While you can't necessarily "friend" Pau Gasol, you can "like" him. And the Lakers power forward will like you back, going out of his way to be pals with fans. "Pau really stands out," says Mari Smith, a social media expert and co-author of Facebook Marketing: An Hour a Day. Smith teaches companies to connect with consumers online, which Gasol achieves with his personalized landing tab, link to his Twitter stream and a video chat embed to answer fan questions. Smith also praises the way Gasol switches between English and Spanish on his wall, posts dozens of photos and thanks fans. "His messages are always very you-focused. That's a testament to Pau's kind personality," she says. If you ask Phil Jackson, Pau's maybe a little too kind.

Any site can give the score, but let's face it: You wanna know who's scoring. That's why terezowens.com has become the one-stop source for the lowbrow lowdown. "Athletes have just as much money as celebs and get in just as much trouble," says one of the site's three operators, who remain anonymous. Up and running for more than two years, Terez Owens landed on the gossip hot list after breaking news of an affair between LeBron's mom and Delonte West. "We do cover some real sports stories," Terez says. "But people like to hear the bad stuff. It's just way more fun."

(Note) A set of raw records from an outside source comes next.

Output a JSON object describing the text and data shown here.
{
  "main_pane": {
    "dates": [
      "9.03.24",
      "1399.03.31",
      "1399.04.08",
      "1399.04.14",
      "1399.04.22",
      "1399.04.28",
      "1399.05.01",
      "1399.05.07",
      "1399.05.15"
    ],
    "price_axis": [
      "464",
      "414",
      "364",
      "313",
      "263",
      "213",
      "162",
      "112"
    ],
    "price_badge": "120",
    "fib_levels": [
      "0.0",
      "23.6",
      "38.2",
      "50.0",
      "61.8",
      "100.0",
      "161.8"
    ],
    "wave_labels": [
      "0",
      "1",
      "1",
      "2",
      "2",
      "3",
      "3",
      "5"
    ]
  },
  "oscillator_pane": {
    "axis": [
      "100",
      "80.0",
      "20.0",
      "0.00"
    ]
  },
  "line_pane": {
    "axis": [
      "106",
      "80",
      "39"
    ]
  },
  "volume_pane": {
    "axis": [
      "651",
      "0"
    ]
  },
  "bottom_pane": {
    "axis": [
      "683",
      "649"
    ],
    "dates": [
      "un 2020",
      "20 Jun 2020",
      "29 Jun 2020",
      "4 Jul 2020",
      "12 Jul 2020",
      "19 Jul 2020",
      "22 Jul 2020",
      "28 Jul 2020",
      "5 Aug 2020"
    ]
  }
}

Write on Time
You weren't around when Lou Gehrig was signing the old horsehide, but that doesn't mean you can't snag a piece of priceless penmanship. Relics from the past still hold cachet, but autographs from today's athletes might one day be rarer -- and more valuable. Face it, current players bank too much cash to spend time in autograph sessions. "Guys from the '40s, '50s and '60s made more from signing things than they did playing," says Joe Orlando, president of PSA and PSA/DNA Authentication Services. "You're not going to get LeBron James in a gym signing autographs for $50 a pop." Okay, Orlando, who's worth flagging today?

1. Muhammad Ali: "Ali's legend continues to grow as his ability to sign has become limited in recent years. His name, more than anyone's since Babe Ruth, transcends sports."

2. Albert Pujols: "He is one of the true MLB superstars to avoid major controversy on and off the field, and his signature, by modern-era standards, is fairly tough to acquire."

3. Michael Jordan: "His is one of the tougher modern-era autographs to get, though he has signed memorabilia for Upper Deck over the years."

4. Wayne Gretzky: "It's difficult to appreciate how great Gretzky was, and his autograph may be underappreciated."